*Task instructions*
Examine each line of the data. Copy the line if it includes the word "Report".

§ §

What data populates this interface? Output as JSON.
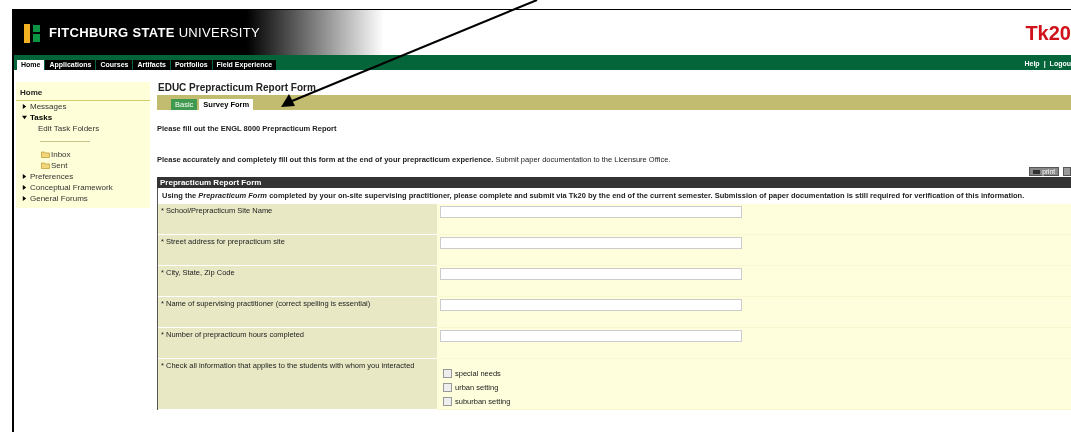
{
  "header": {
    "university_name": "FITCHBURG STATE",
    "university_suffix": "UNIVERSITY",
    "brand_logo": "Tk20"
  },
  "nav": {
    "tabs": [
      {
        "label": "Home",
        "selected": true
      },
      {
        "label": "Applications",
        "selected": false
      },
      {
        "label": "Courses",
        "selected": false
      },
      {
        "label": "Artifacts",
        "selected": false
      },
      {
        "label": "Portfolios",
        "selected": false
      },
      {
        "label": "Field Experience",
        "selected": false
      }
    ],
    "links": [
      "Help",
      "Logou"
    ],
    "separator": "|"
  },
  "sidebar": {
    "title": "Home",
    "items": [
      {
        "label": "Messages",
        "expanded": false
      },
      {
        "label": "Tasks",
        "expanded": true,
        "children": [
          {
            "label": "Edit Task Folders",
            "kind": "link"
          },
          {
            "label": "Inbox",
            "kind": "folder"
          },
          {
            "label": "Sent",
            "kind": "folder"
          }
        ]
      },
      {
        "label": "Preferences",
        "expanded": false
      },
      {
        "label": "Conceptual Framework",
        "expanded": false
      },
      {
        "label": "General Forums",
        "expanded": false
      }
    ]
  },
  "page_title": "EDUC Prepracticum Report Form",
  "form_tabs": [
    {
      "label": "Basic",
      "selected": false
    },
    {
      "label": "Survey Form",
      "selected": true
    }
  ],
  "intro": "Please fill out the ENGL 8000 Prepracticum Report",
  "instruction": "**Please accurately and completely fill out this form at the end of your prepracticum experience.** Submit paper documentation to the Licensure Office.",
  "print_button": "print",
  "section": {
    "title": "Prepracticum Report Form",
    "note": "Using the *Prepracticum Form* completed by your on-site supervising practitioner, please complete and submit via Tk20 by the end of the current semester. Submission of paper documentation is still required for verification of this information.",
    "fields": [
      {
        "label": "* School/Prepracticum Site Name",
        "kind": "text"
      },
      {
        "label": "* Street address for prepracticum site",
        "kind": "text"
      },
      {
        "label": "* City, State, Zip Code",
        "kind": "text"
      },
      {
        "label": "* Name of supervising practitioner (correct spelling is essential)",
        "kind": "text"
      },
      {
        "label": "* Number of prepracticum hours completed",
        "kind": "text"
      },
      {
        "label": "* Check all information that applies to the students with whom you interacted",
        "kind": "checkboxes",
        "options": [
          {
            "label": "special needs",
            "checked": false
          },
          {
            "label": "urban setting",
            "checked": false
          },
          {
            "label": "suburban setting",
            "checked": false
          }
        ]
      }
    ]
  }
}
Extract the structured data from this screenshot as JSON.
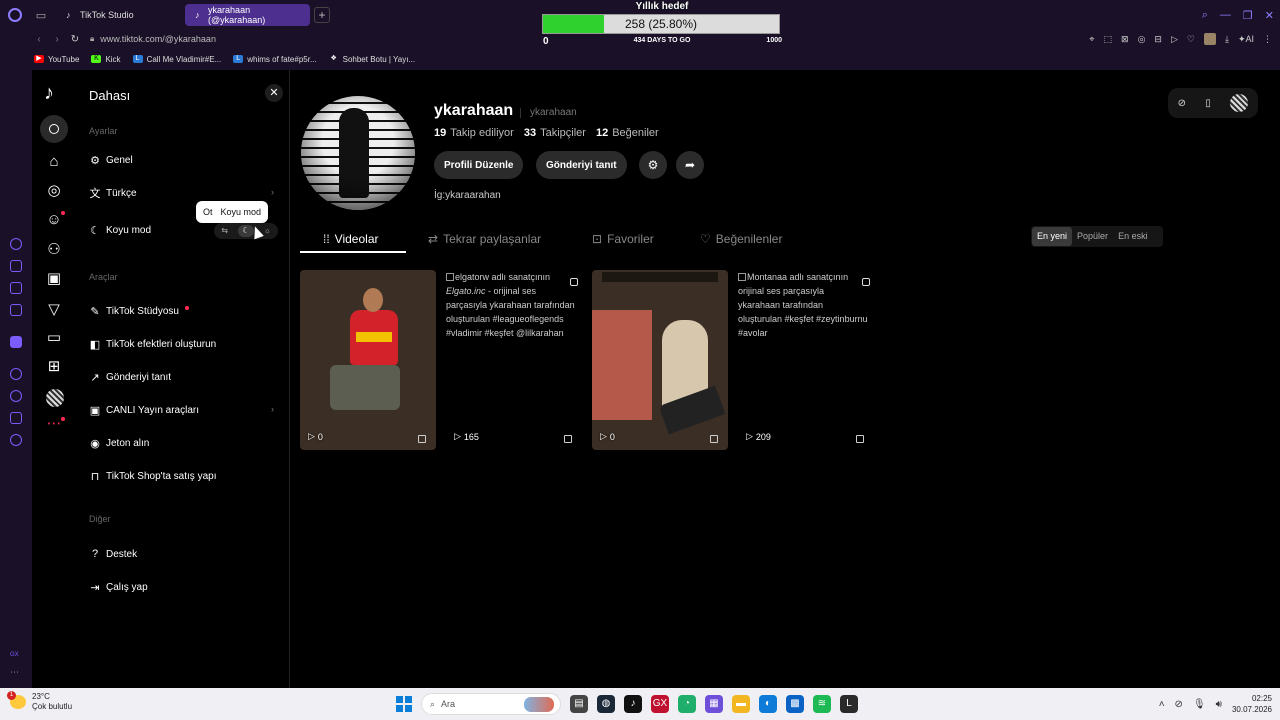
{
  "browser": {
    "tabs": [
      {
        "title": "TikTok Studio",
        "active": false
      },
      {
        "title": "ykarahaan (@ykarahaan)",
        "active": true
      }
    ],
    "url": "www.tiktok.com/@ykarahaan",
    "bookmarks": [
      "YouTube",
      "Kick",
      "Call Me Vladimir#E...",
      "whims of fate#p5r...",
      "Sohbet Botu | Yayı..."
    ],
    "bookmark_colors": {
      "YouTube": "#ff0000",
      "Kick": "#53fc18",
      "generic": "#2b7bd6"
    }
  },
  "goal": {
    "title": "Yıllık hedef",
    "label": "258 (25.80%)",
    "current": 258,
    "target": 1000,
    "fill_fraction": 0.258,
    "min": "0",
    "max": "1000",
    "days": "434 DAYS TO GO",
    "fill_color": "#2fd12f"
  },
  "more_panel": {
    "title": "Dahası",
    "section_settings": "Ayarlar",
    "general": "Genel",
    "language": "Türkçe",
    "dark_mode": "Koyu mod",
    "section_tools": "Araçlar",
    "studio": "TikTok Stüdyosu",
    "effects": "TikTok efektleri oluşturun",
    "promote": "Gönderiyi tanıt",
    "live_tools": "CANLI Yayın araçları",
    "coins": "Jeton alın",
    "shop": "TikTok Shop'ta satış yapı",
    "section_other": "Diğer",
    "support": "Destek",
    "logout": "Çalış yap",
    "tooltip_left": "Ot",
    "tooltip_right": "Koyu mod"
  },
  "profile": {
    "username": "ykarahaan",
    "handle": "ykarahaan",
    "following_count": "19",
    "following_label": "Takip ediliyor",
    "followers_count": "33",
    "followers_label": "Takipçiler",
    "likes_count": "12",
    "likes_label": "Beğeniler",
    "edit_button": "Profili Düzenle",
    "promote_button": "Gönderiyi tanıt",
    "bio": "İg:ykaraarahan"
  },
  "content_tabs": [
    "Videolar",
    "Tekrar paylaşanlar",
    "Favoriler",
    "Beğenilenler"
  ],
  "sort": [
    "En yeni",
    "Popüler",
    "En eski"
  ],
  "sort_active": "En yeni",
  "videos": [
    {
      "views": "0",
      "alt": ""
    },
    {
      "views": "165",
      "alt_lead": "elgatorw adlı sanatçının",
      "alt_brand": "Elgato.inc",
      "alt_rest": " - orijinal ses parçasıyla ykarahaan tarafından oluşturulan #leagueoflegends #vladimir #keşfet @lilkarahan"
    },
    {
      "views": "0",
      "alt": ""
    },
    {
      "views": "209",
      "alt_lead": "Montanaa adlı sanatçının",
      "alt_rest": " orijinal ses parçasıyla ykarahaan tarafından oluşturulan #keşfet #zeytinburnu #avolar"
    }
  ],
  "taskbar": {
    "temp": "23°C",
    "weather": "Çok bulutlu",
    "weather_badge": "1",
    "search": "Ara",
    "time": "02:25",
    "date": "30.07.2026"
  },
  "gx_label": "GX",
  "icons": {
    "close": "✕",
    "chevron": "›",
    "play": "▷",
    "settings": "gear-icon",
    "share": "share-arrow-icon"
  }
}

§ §

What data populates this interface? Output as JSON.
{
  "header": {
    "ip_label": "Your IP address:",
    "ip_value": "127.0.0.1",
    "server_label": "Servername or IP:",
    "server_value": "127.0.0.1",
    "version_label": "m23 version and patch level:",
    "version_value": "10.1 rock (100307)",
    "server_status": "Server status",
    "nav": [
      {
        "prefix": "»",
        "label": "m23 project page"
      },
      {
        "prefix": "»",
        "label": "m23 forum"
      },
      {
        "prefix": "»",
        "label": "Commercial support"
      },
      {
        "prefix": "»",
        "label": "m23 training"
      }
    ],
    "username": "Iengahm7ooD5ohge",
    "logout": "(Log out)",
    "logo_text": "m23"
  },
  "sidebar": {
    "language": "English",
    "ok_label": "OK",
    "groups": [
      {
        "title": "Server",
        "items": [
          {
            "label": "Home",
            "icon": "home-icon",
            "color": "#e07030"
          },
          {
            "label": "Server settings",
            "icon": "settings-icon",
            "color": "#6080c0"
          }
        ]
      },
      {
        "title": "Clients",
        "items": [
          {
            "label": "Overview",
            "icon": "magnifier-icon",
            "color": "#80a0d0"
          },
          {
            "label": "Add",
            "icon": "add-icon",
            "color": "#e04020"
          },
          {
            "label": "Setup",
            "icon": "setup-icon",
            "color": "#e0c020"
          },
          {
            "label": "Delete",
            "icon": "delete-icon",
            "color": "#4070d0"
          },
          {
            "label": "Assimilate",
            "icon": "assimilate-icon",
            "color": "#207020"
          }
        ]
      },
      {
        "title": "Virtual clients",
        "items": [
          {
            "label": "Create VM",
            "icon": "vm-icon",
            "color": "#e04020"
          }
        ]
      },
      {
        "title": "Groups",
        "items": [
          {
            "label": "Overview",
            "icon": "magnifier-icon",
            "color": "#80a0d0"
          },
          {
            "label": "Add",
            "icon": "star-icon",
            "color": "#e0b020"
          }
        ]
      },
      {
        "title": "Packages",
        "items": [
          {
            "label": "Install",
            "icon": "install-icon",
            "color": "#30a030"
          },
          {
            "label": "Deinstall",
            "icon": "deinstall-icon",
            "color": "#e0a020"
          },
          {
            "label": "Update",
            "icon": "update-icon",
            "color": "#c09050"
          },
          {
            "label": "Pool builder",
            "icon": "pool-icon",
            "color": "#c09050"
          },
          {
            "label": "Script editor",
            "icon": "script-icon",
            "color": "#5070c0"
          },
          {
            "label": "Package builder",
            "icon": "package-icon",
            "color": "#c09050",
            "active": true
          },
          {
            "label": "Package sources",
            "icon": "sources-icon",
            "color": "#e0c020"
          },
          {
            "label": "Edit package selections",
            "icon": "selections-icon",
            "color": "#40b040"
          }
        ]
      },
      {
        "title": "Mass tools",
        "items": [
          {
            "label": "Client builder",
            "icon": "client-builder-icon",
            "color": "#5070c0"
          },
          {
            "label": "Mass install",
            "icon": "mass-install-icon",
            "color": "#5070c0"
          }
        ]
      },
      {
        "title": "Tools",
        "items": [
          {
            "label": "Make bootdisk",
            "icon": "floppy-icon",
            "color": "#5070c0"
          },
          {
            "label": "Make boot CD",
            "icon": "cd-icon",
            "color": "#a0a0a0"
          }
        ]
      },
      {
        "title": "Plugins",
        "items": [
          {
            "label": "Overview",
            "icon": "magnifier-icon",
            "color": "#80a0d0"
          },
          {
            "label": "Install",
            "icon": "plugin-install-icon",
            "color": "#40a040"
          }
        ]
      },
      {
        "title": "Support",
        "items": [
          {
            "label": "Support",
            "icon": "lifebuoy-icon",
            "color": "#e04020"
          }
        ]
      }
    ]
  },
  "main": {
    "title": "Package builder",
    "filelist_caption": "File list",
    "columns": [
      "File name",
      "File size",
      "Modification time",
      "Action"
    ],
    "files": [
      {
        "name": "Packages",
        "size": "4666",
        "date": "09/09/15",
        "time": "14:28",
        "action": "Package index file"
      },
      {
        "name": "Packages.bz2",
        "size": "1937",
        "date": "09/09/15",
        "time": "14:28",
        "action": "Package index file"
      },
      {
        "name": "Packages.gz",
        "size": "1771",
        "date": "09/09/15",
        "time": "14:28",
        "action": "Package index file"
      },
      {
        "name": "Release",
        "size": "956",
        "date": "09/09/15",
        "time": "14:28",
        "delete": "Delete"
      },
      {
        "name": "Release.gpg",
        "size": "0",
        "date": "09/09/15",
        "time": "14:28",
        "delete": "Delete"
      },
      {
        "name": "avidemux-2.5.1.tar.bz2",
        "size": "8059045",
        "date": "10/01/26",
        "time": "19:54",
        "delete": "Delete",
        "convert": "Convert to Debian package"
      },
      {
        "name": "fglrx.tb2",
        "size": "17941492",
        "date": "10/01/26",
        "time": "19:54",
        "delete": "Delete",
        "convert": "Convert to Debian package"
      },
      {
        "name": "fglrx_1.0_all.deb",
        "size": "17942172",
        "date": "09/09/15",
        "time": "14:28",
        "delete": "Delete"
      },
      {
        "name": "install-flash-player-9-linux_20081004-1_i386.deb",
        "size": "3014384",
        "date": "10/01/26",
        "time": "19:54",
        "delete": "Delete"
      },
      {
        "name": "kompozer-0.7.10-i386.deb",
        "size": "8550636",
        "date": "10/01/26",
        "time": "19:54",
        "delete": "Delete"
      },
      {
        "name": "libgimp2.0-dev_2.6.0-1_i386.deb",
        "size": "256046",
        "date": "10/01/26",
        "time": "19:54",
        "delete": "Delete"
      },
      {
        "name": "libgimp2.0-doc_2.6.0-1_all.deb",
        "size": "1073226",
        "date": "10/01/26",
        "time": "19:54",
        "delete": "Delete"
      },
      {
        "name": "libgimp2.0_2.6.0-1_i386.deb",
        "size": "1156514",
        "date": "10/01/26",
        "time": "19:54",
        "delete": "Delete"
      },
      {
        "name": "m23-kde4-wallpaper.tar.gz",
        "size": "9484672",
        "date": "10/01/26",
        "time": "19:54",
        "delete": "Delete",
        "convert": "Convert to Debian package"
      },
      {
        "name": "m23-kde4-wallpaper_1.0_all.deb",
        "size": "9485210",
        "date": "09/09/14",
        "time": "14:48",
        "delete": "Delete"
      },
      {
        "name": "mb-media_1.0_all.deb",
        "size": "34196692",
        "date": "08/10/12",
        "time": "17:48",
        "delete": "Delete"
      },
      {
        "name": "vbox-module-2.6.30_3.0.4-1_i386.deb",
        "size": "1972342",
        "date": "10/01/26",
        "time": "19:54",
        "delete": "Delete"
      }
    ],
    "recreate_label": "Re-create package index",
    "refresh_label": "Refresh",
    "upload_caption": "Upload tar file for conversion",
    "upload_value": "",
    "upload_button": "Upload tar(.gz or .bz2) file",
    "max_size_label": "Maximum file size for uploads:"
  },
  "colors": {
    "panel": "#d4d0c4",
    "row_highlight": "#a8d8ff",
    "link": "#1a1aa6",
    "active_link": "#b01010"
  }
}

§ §

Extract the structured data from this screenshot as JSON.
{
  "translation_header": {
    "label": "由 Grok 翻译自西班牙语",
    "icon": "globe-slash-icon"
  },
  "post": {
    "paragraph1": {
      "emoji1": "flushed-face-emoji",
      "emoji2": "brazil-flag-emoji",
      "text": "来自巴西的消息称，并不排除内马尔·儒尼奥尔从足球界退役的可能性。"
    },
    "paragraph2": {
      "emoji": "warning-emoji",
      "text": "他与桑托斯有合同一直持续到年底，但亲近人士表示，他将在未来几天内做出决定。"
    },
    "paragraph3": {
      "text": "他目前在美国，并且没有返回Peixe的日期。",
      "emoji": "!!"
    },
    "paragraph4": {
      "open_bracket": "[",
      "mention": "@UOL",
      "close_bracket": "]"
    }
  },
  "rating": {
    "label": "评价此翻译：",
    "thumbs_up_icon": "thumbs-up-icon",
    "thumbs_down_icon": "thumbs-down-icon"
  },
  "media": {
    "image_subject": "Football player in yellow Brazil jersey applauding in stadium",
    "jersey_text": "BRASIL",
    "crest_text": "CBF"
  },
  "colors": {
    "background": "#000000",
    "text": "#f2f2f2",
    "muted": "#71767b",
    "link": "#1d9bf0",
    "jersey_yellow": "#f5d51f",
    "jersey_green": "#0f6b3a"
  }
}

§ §

*Result for this task*
  "page_title": "EDUC Prepracticum Report Form",
  "intro": "Please fill out the ENGL 8000 Prepracticum Report",
    "title": "Prepracticum Report Form",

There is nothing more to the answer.